{Movie Review} Undergods (2021)- A Bleak Joy

When Undergods opens with body collectors roaming the streets of a decayed cityscape, you know things are going to get gloomy.

With Undergods, first-time filmmaker Chino Moya invites us into a realm that oozes with heavy smog and the trapped despondency of its denizens. A seemingly post-apocalyptic “underworld” exists adjacent to an uncomfortably familiar, yet no less oppressive, dimension. Several linked vignettes give us a glimpse of these worlds connecting. Maybe brushing up against each other in a way that makes real connections noticeably sparse.

An abusive husband and his meek wife help a neighbor in need. But who have they really let into their home and lives? Is he there to right wrongs or to sow further misery?

A wealthy merchant attempts to pull off his biggest deal yet, but in the process might lose the only thing he loves. What price will he ultimately pay after a lifetime of profiting off others?

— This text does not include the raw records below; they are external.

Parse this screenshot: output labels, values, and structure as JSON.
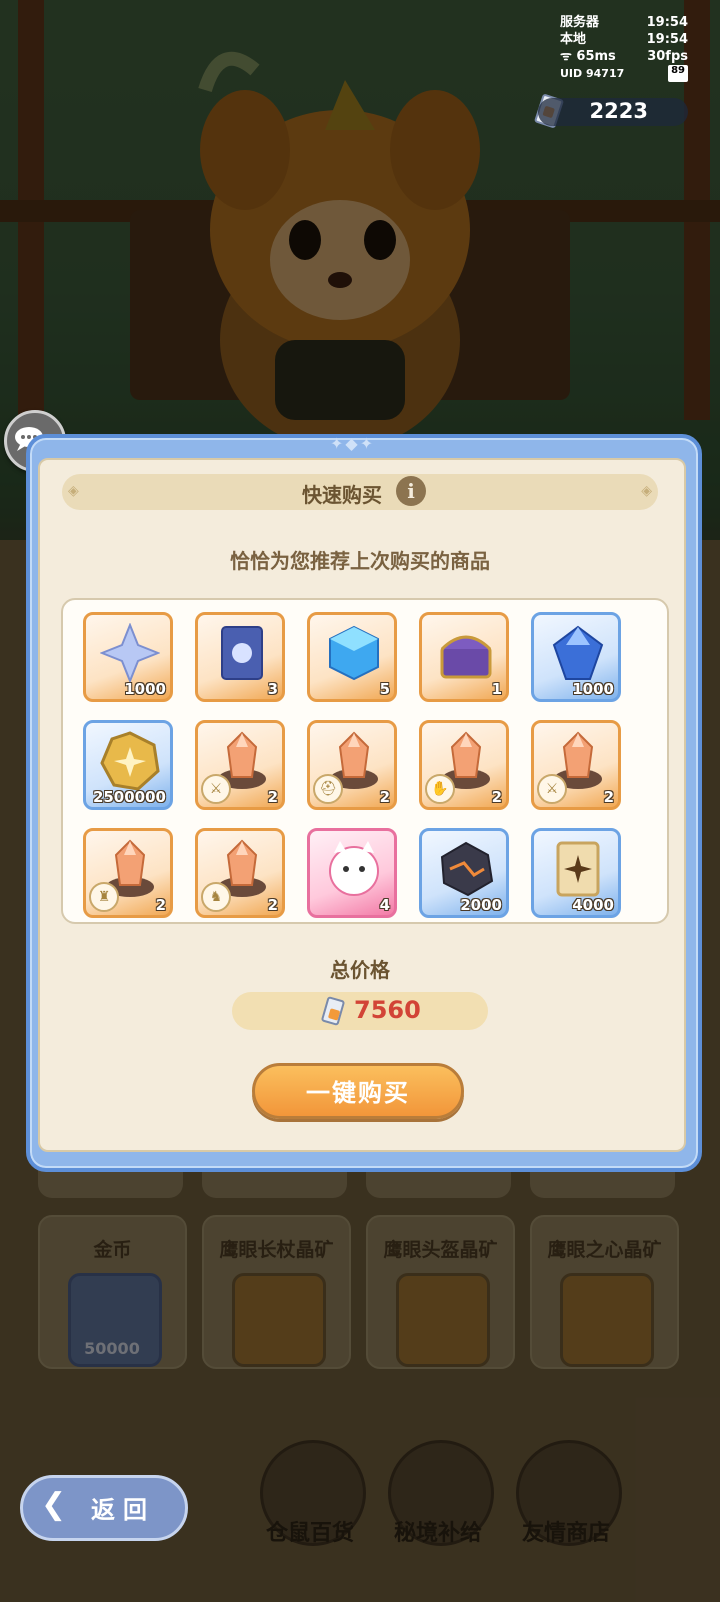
{
  "status": {
    "server_label": "服务器",
    "server_time": "19:54",
    "local_label": "本地",
    "local_time": "19:54",
    "ping": "65ms",
    "fps": "30fps",
    "uid": "UID  94717",
    "battery": "89"
  },
  "currency": {
    "icon": "ticket-icon",
    "amount": "2223"
  },
  "modal": {
    "title": "快速购买",
    "info_icon": "info-icon",
    "subtitle": "恰恰为您推荐上次购买的商品",
    "items": [
      {
        "name": "star-crystal-item",
        "icon": "star-crystal-icon",
        "qty": "1000",
        "frame": "orange"
      },
      {
        "name": "blue-card-item",
        "icon": "blue-card-icon",
        "qty": "3",
        "frame": "orange"
      },
      {
        "name": "rainbow-cube-item",
        "icon": "rainbow-cube-icon",
        "qty": "5",
        "frame": "orange"
      },
      {
        "name": "treasure-chest-item",
        "icon": "treasure-chest-icon",
        "qty": "1",
        "frame": "orange"
      },
      {
        "name": "blue-gem-item",
        "icon": "blue-gem-icon",
        "qty": "1000",
        "frame": "blue"
      },
      {
        "name": "gold-coin-item",
        "icon": "gold-coin-icon",
        "qty": "2500000",
        "frame": "blue"
      },
      {
        "name": "crystal-ore-item",
        "icon": "crystal-ore-icon",
        "qty": "2",
        "frame": "orange",
        "badge": "sword-badge-icon"
      },
      {
        "name": "crystal-ore-item",
        "icon": "crystal-ore-icon",
        "qty": "2",
        "frame": "orange",
        "badge": "helmet-badge-icon"
      },
      {
        "name": "crystal-ore-item",
        "icon": "crystal-ore-icon",
        "qty": "2",
        "frame": "orange",
        "badge": "gloves-badge-icon"
      },
      {
        "name": "crystal-ore-item",
        "icon": "crystal-ore-icon",
        "qty": "2",
        "frame": "orange",
        "badge": "sword-badge-icon"
      },
      {
        "name": "crystal-ore-item",
        "icon": "crystal-ore-icon",
        "qty": "2",
        "frame": "orange",
        "badge": "armor-badge-icon"
      },
      {
        "name": "crystal-ore-item",
        "icon": "crystal-ore-icon",
        "qty": "2",
        "frame": "orange",
        "badge": "boots-badge-icon"
      },
      {
        "name": "pink-cat-item",
        "icon": "pink-cat-icon",
        "qty": "4",
        "frame": "pink"
      },
      {
        "name": "dark-ore-item",
        "icon": "dark-ore-icon",
        "qty": "2000",
        "frame": "blue"
      },
      {
        "name": "star-card-item",
        "icon": "star-card-icon",
        "qty": "4000",
        "frame": "blue"
      }
    ],
    "total_label": "总价格",
    "total_price": "7560",
    "buy_label": "一键购买"
  },
  "shop": {
    "cards": [
      {
        "title": "金币",
        "qty": "50000"
      },
      {
        "title": "鹰眼长杖晶矿"
      },
      {
        "title": "鹰眼头盔晶矿"
      },
      {
        "title": "鹰眼之心晶矿"
      }
    ],
    "nav": [
      {
        "label": "仓鼠百货"
      },
      {
        "label": "秘境补给"
      },
      {
        "label": "友情商店"
      }
    ]
  },
  "back_label": "返回",
  "colors": {
    "frame_blue": "#5d8fd8",
    "panel_cream": "#f4ecdc",
    "accent_orange": "#f2963a",
    "price_red": "#d24436"
  }
}
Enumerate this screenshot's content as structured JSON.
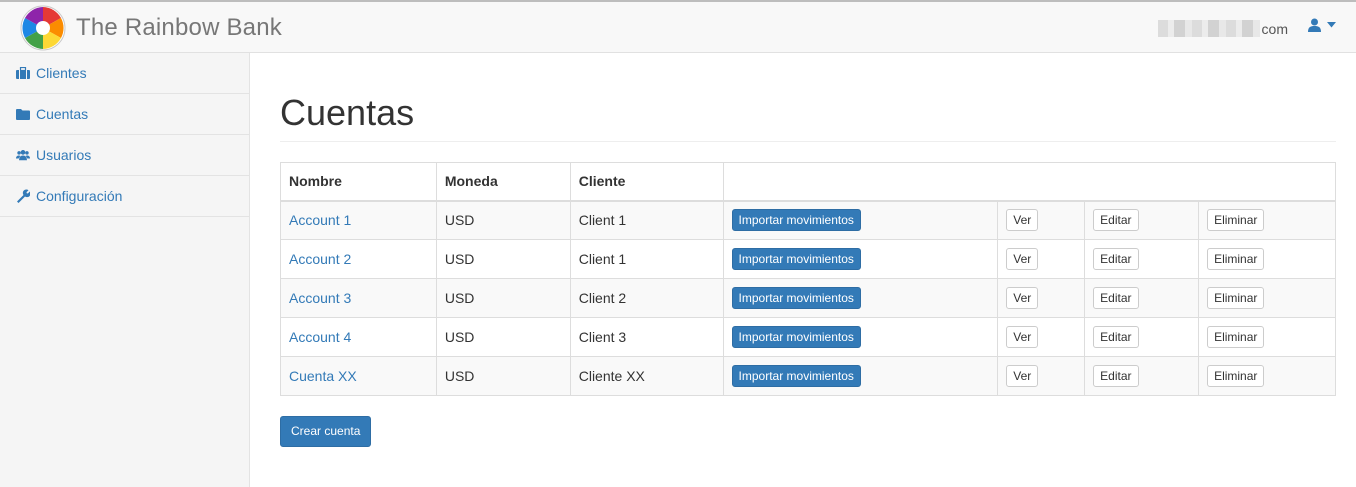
{
  "brand": {
    "name": "The Rainbow Bank",
    "icon": "rainbow-logo"
  },
  "user": {
    "email_visible": "com",
    "icon": "user-icon"
  },
  "sidebar": {
    "items": [
      {
        "label": "Clientes",
        "icon": "briefcase-icon"
      },
      {
        "label": "Cuentas",
        "icon": "folder-icon"
      },
      {
        "label": "Usuarios",
        "icon": "users-icon"
      },
      {
        "label": "Configuración",
        "icon": "wrench-icon"
      }
    ]
  },
  "page": {
    "title": "Cuentas"
  },
  "table": {
    "headers": [
      "Nombre",
      "Moneda",
      "Cliente",
      ""
    ],
    "rows": [
      {
        "nombre": "Account 1",
        "moneda": "USD",
        "cliente": "Client 1"
      },
      {
        "nombre": "Account 2",
        "moneda": "USD",
        "cliente": "Client 1"
      },
      {
        "nombre": "Account 3",
        "moneda": "USD",
        "cliente": "Client 2"
      },
      {
        "nombre": "Account 4",
        "moneda": "USD",
        "cliente": "Client 3"
      },
      {
        "nombre": "Cuenta XX",
        "moneda": "USD",
        "cliente": "Cliente XX"
      }
    ],
    "actions": {
      "import": "Importar movimientos",
      "view": "Ver",
      "edit": "Editar",
      "delete": "Eliminar"
    }
  },
  "create_button": "Crear cuenta",
  "colors": {
    "link": "#337ab7",
    "primary": "#337ab7",
    "sidebar_bg": "#f5f5f5",
    "navbar_bg": "#f8f8f8"
  }
}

A man randomly gets a second chance at life. But what will that mean for the wife who thought he was dead? Will he really be any freer now than before?

Photo Courtesy of Velvet Films

Mild spoilers ahead…

The vignettes on their own could be seen as somewhat banal. They’re about unlikeable individuals barely surviving materially and mentally. But deceptively simple parts make up a poignant whole. From the start, our two body dealers set the stage for the storytelling to come; they’re the thread that keeps your attention throughout what, at first glance, are just assorted tales of modern misery. You’ll also find yourself wondering just how much the actions of these two influence the fates of other characters. The duo gives us some subtle exposition, but don’t expect everything to be handily explained.

Undergods is an atmospheric wonder. It’s world easily sucks you in and holds you. One dimension has a dismal grey color palette, and the other isn’t much cheerier. Exteriors are barren and interiors claustrophobic. Daylight is dimmed and firelight doesn’t so much give warmth as it does a background flicker. The soundtrack keeps a hypnotically energizing synth pulse throughout while subtle changes in musical themes keep things on target with the mood of each vignette.

The film’s odd-part-out is its middle segment, a vignette that has quite a different feel than its bookends. It does give some clues as to the real relationship between the familiar and unfamiliar dimensions, and serves as a link between stories. But it also somewhat detracts from the movie’s flow. The actors have less to do regarding emotion and expression then in other parts. The acting is generally excellent throughout the film, however. Ned Dennehy in particular brings a mix of benign normalcy and barely concealed cruelty that really ratchets up the tension of his claustrophobic vignette. The final segment of the film has some convincing, explosive moments from Kate Dickey and Adrian Rawlins.

Photo Courtesy of Velvet Films

That final vignette is not only where Undergods reaches its emotional peak, but also where the film’s themes come together. We get a better look at how things work in the film’s world, and naturally, are compelled to think about how these apply to our own reality. (Not to mention the satisfaction of seeing one character finally commit an act we’ve all fantasized about, whether we’d admit it or not.) Questions of agency, accountability, and why we operate the way we do in so-called normal society, will make for interesting post-view discussions. Leaving Undergods to re-enter the real will make you look at things a bit differently. You might find yourself wanting to have those discussions in a particularly well lit pub with plenty of food and friends.

Storytelling, visuals, and soundscapes come together in an engaging, thought-provoking experience. It does so with a quiet determination The point that the daily grind of western society is only a step away from mindless enslavement has been covered in a variety of genres, but here it hits home in new ways. The ending leaves you pondering the nature of freedom and whether it was ever an option. All in all, Undergods is a strong first feature, and Chino Moya is a cinematic voice to watch for in the future.

Photo Courtesy of Velvet Films

Undergods is out now on most digital platforms.